Fortunately, modernity has provided us with new ideas and new concepts that break down these separatist views society has attached to sexuality. French philosopher Jen-Luc Marion attaches a unique distinction to the understanding of erotic love; “Love falls under an erotic rationality.” Essentially, love, and most specifically, sexual love, operates by a “greater rationality.”Operating within a logic that doesn’t fit into the calculations of worldly analysis and deductions, the erotic is misunderstood, and therefore, leads to self-doubt. For if we were led to believe that sex is so intimate that we cannot discuss it out loud when we are presented with new erotic ideals, how could we not have feelings of hesitation, uncertainty, and doubt? Sex has been so scary that enlightened theologians took to castrating themselves and living as hypocrites to thwart the potential of sexuality ever being misunderstood and manipulated. That’s not to say that their intentions were necessarily deceptive, but rather that good intentions can still compromise the sanctity they had hoped to protect. All good intentions pave the way to hell when the possibility for exploitation lingers around the corner.
You don’t need to journey too far back into history to know that sex can be used to cause pain as much as pleasure. Sex is used as a tool for status, power, and control. And while sex can bring about an experience that is an expression of love, too often, individuals are used as objects for perverse methods for others to express evil. There are very real dangers in sexual exploitation that I wouldn’t dare ask you to dismiss. Our bodies are meant to be temples that are honored and praised and revered. Bur there are real present evils in the world that only see the flesh as a means to satisfy some cruel and lurid fantasy. Adding these worries to the equation makes understanding the erotic even more perplexing. But, it is solvable. Even though there are very real threats to sexuality, we must remember that, for now, the threats have been eliminated. Hopefully, you are in a safe, trusting, monogamous relationship.
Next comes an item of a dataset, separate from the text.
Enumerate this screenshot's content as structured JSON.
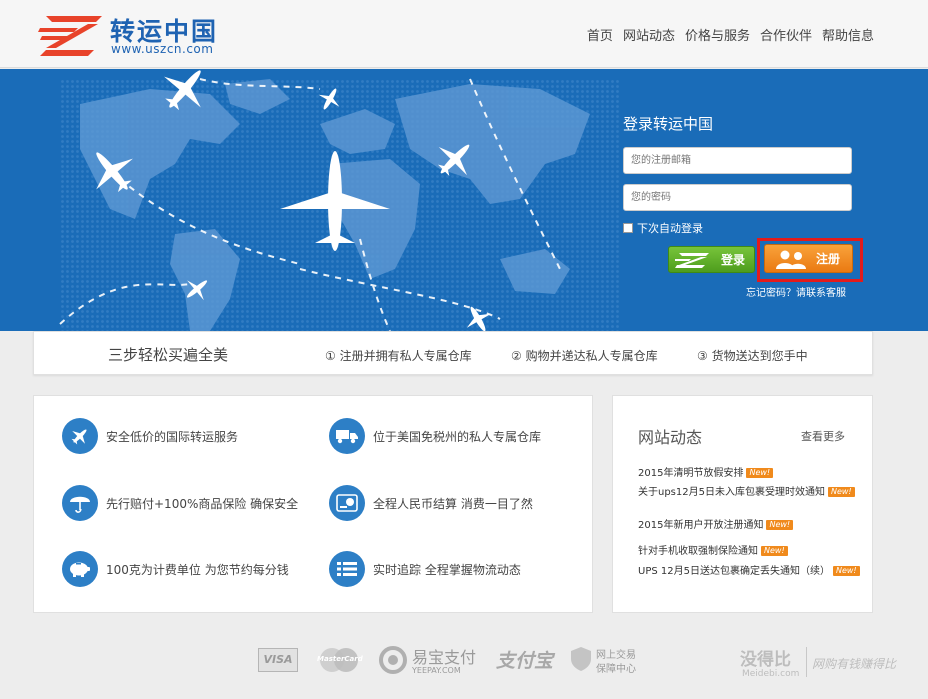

Hopefully, you are not being exploited. Hopefully, you are not the victim of someone’s cruel, sick fantasies. Hopefully, you are merely struggling with this concept that erotic love operates within a logic that appears irrational to mathematicians. The only threat facing your sexuality, right now, is the threat of self-doubt.
Back to the Burdock
Remember my story about burdock root and strawberries? Here’s the thing; I really like burdock root. It’s a beneficial plant. It has amazing antiseptic and anti-bacterial qualities that make a rural, unconventional, holistic girl giddy. It sequesters carbon, it creates an awesome soil system for the ecosystem, and it’s really great at preventing other, more noxious weeds, from spreading. My cows are particularly fond of the plant as well. It’s a nutrient-dense plant that is like a treat for my livestock. It’s not necessarily a “bad” plant to have in your yard. But it doesn’t belong in the strawberry patch.
Self-doubt is not necessarily bad all the time. I look at it as an alarm that tells our brains things might get a little challenging. Self-doubt tells me to expect the unexpected. But if I allow the self-doubt to take hold of me, I will never try anything new. Self-doubt doesn’t belong in the bedroom. Self-doubt is a tool of the ego and we know that the ego doesn’t like change. But the erotic space is all about change and newness! The ego and eros are like strawberries and burdock roots.
The ego uses self-doubt in the same way that society uses sex—as an equation. The ego must maintain certainty and so, self-doubt is discharged so that this newness that is presented doesn’t interrupt the status quo of the ego. Self-doubt assures us that we won’t be rejected or let down. It’s a defense mechanism to prevent us from failing. The ego wants us to just remain as we are, unchanged, safe, and surviving. But surviving is not thriving, and it does nothing to help our sex lives.
To pluck out the seeds of this sexual self-doubt, we will need to examine eros on a deeper level, through the scope of a new lens—a lens that doesn’t focus on a separate image of eros from agape, but one that incorporates eros with agape.
Excerpt from Enfleshed: Making Monogamous Relationships Real